Hide this

Results from Google Books

Click on a thumbnail to go to Google Books.

Havoc (The Blackwell Files Book 4) by Steven…

Havoc (The Blackwell Files Book 4)

by Steven F. Freeman

MembersReviewsPopularityAverage ratingConversations
273402,159 (3.42)None



Sign up for LibraryThing to find out whether you'll like this book.

No current Talk conversations about this book.

Showing 3 of 3
Someone has secretly copied the files of a breakthrough computer storage solution. The affected company sends people to try and retrieve the stolen files. The thief, an insider, is killed in Rome, which sets off a sequence of events for all concerned. In my opinion, the story does not achieve the high suspense you would normally expect of a thriller, instead it is more pedestrian and predictable, particularly as you follow all the players. I felt it would be more suspenseful if there was a more limited point of view, such as just sticking with the main protagonist Alton Blackwell. I also thought that the story continued on too long after the revelation of the perpetrators. The story was enjoyable but I am only prepared to give it 3 stars.

A few points that I found a little irritating:

1. The people searching for the stolen files talk about recovering them. However, given that the files were copied surely what they need to do is ensure that any copies have been destroyed. The latter is a difficult task in itself as they have no idea how many copies have been made.
2. The Italian police address the women as Miss or Mrs, but in reality they are more likely to say Signorina or Signora. In general, the use of Italian does not seem quite right, e.g. "mi amico" when an Italian is more likely to say just “amico", and the singular of "panini" is "panino".
3. There are a few minor edit misses, e.g. Blackwell is given a Baretta by Rossi but at one stage it is referred to as a Glock. ( )
  Bruce_McNair | Nov 6, 2016 |
This is the first book by this author that I've read. Even though this is the fourth book in the series, I was easily able to know who was who and what their roles were. I liked Alton and Mallory from the start, even though I didn't like everything they did. I liked the high tech storyline and how the author had multiple storylines that all intersected and tied together. I didn't guess many of the plot twists before they were revealed.
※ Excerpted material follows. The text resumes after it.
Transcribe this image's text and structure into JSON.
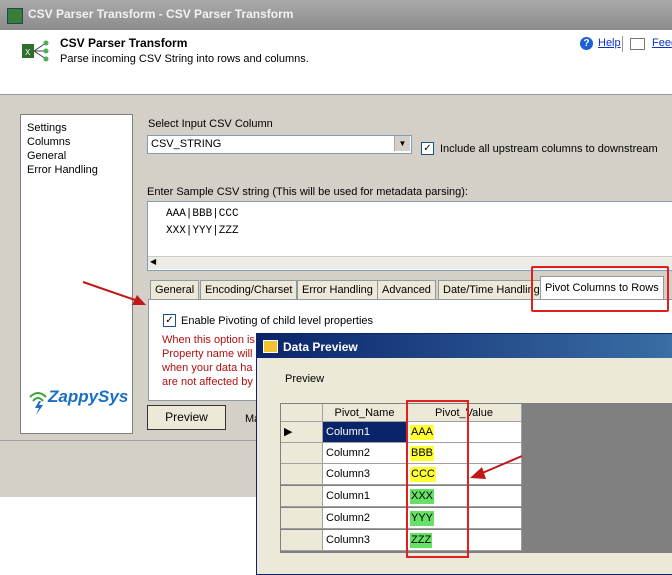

I am not sure if it was only the Italian setting and romance between Alton and Mallory that made this book likeable for me. I read a bit of the preview of the next book in the series and it didn't strike me as much so as this book did--so I do not know if I would like the series as a whole. ( )
  JenniferRobb | Jan 17, 2016 |
I finished this book but it was a struggle. There was too much dialogue between the characters and it verged on cheesy sometimes. Real people don't talk like that. The idea was good; the stolen technology etc. but everyone was portrayed as inefficient apart from the two main characters. This is the only book I've read from the series and I don't want to read more about this annoying pair of individuals. ( )
  scot2 | May 8, 2015 |
Showing 3 of 3
no reviews | add a review
You must log in to edit Common Knowledge data.
For more help see the Common Knowledge help page.
Series (with order)
Canonical title
Original title
Alternative titles
Original publication date
Important places
Important events
Related movies
Awards and honors
First words
Last words
Disambiguation notice
Publisher's editors
Publisher series
Original language

References to this work on external resources.

Wikipedia in English


Book description
Haiku summary

No descriptions found.

No library descriptions found.

LibraryThing Author

Steven F. Freeman is a LibraryThing Author, an author who lists their personal library on LibraryThing.

profile page | author page

Quick Links

Swap Ebooks Audio

Popular covers


Average: (3.42)
2 1
3 2
3.5 1
4 1
5 1


About | Contact | Privacy/Terms | Help/FAQs | Blog | Store | APIs | TinyCat | Legacy Libraries | Early Reviewers | Common Knowledge | 119,415,371 books! | Top bar: Always visible